"""

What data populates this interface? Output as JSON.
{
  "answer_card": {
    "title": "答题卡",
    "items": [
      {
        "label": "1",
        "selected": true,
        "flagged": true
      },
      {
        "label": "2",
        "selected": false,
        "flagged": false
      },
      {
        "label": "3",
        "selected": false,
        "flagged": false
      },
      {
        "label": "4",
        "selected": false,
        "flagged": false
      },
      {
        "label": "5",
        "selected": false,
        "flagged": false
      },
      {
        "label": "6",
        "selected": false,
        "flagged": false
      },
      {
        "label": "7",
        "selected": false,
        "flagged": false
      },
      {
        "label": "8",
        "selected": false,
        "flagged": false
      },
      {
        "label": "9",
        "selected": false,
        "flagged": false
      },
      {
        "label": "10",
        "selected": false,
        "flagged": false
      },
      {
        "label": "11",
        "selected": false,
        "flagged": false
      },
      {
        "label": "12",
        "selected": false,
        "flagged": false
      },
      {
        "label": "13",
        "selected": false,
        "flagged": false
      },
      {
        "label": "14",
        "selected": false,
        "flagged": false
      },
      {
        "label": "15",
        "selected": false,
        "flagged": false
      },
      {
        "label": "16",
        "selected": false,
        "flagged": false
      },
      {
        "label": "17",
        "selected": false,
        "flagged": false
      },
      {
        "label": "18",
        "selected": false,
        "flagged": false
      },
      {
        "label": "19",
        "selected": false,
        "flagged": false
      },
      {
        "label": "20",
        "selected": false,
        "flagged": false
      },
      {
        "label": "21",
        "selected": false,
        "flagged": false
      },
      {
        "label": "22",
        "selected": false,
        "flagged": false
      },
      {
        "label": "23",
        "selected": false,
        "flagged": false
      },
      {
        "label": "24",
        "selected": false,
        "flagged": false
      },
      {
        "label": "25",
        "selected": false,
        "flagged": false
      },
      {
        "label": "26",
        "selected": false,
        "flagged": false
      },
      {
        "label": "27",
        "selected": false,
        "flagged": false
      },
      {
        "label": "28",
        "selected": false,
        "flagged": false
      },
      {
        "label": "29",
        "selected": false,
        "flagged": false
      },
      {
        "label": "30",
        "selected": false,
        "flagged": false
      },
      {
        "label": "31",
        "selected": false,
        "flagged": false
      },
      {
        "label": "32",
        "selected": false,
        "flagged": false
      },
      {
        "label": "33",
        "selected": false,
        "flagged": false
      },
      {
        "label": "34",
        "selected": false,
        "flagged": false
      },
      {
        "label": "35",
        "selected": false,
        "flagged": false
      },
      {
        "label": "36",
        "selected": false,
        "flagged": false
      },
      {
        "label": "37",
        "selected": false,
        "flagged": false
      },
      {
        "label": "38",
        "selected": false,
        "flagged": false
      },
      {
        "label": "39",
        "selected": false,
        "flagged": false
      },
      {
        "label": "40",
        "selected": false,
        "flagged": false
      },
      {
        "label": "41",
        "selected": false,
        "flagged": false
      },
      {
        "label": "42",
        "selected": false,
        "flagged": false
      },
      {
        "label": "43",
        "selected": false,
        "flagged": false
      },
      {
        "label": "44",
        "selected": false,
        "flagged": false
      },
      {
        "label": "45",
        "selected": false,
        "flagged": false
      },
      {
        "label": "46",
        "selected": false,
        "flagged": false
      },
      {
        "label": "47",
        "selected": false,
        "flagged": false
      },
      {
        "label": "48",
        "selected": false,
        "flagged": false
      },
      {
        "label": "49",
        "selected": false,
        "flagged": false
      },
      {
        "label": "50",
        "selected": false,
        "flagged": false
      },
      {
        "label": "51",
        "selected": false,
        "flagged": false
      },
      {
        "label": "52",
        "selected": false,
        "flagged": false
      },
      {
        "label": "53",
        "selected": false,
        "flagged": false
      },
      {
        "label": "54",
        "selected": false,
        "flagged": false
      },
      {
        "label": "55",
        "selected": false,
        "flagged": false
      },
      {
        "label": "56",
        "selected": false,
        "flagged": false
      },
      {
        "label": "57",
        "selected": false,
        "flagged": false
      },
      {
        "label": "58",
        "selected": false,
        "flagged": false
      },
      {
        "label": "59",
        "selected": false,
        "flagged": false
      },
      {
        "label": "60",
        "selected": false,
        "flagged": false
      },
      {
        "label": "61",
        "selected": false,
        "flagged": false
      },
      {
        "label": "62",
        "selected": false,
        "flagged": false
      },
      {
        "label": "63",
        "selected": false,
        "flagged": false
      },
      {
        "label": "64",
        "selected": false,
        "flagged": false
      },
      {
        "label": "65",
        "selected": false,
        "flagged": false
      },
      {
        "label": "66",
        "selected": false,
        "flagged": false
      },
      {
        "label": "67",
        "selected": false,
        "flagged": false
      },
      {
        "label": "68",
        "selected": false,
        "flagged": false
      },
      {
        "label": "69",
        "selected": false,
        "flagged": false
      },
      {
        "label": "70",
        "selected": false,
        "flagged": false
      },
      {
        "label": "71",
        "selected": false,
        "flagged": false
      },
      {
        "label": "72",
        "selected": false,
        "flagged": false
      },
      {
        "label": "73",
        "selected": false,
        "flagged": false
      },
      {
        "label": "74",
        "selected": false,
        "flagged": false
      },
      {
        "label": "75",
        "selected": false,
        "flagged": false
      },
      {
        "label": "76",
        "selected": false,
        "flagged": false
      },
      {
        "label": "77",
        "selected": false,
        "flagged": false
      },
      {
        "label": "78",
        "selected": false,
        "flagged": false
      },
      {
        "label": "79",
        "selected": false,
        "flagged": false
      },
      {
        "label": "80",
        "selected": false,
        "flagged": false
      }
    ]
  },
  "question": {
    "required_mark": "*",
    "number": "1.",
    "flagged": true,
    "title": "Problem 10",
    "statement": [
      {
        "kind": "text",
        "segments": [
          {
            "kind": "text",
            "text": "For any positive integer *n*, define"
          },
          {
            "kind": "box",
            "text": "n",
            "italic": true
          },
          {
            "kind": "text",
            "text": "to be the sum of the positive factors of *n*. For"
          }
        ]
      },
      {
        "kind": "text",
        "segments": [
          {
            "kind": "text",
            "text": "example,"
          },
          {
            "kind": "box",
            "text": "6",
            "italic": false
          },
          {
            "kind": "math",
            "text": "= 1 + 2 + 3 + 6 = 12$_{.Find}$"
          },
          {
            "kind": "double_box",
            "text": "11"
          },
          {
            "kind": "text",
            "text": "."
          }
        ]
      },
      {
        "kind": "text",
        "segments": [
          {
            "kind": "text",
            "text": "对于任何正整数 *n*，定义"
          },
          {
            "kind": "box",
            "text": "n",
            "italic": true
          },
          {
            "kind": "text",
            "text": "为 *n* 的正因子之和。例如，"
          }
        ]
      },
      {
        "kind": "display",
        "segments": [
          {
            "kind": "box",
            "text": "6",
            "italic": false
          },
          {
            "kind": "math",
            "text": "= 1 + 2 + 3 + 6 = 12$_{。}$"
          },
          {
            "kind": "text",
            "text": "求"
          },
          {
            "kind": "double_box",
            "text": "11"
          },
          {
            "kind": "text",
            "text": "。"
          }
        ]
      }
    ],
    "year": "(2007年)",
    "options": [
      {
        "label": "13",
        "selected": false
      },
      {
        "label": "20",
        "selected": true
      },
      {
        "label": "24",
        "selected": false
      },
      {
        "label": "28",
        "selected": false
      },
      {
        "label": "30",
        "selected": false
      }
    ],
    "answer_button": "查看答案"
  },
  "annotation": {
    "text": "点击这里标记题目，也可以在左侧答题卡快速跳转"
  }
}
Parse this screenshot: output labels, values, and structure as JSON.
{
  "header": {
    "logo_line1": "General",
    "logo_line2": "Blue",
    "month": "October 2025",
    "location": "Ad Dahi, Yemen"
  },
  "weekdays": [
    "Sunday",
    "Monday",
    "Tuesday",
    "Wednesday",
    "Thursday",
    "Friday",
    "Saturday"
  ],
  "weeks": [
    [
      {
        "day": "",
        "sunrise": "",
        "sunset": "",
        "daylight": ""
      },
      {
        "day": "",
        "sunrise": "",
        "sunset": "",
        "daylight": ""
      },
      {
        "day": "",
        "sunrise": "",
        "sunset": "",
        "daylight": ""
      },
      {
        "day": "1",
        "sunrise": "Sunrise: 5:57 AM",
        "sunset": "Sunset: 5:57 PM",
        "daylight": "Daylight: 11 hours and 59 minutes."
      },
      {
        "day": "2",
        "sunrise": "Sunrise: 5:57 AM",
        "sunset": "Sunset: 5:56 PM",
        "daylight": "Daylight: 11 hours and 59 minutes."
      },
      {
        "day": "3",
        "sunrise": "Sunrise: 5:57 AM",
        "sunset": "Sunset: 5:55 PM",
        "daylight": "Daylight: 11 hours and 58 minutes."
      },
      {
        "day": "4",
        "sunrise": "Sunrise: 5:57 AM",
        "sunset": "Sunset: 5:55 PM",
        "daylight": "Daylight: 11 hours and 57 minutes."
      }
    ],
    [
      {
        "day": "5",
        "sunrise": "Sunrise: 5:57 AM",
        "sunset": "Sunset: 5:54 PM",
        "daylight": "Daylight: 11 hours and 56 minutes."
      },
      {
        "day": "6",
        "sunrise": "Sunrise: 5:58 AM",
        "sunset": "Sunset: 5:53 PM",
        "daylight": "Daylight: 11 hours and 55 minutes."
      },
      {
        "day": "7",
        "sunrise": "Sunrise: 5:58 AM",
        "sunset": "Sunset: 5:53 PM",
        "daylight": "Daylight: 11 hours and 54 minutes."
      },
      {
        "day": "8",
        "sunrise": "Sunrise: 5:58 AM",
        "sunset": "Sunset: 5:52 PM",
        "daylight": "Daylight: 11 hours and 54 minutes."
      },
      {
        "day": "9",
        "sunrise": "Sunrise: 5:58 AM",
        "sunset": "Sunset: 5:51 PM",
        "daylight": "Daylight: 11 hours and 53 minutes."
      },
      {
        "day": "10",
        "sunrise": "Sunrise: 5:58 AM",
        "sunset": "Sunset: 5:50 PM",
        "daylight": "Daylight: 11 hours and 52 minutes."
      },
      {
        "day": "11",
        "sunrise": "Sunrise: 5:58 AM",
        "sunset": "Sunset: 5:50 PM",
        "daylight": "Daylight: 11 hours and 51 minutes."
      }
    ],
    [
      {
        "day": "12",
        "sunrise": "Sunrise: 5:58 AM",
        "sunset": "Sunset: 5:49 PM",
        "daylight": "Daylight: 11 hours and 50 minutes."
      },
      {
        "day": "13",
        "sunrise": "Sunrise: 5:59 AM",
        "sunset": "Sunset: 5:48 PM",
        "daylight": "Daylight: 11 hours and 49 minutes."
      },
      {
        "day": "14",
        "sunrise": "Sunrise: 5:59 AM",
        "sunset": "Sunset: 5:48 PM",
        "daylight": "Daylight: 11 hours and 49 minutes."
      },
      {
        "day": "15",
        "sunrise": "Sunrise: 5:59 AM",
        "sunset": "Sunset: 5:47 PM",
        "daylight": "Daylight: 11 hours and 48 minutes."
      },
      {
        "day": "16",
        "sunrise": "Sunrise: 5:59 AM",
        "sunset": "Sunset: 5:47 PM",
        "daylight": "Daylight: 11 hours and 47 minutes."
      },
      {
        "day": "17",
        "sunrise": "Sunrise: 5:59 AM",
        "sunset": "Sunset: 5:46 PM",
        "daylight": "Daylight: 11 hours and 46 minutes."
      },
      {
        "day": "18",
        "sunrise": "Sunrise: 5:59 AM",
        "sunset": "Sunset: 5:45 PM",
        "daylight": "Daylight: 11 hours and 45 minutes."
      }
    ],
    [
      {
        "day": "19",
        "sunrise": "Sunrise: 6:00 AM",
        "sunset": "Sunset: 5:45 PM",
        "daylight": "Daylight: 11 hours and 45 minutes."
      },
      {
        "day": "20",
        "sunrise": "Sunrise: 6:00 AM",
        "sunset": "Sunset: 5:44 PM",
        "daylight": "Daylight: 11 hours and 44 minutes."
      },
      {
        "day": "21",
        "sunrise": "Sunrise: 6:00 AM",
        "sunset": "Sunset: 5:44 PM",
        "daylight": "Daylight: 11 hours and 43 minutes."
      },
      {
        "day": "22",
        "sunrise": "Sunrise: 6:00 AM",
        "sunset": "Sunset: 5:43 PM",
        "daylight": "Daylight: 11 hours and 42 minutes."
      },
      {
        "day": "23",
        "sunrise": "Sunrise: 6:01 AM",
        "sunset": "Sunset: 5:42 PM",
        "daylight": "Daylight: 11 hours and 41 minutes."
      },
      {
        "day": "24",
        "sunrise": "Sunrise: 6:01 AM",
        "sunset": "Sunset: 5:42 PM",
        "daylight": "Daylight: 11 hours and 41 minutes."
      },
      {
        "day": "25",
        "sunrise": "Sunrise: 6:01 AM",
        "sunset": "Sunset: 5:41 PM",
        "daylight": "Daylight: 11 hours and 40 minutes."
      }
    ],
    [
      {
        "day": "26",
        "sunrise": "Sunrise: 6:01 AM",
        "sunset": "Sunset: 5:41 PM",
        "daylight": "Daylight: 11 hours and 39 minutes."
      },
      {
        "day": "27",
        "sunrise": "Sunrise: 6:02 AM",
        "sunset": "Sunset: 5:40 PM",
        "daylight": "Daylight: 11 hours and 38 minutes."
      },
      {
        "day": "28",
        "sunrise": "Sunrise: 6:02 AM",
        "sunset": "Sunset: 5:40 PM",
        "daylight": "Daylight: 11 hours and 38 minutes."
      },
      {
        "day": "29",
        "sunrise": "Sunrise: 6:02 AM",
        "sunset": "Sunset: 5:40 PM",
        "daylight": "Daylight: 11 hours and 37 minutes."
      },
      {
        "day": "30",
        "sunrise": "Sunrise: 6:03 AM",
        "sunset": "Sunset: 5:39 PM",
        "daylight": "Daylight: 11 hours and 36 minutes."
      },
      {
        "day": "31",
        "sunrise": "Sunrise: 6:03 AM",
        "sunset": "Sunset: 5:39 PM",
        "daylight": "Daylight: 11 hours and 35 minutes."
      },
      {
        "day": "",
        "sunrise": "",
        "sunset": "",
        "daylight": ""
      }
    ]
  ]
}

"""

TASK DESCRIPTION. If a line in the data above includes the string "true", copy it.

EXPECTED ANSWER.
        "selected": true,
        "flagged": true
    "flagged": true,
            "italic": true
            "italic": true
        "selected": true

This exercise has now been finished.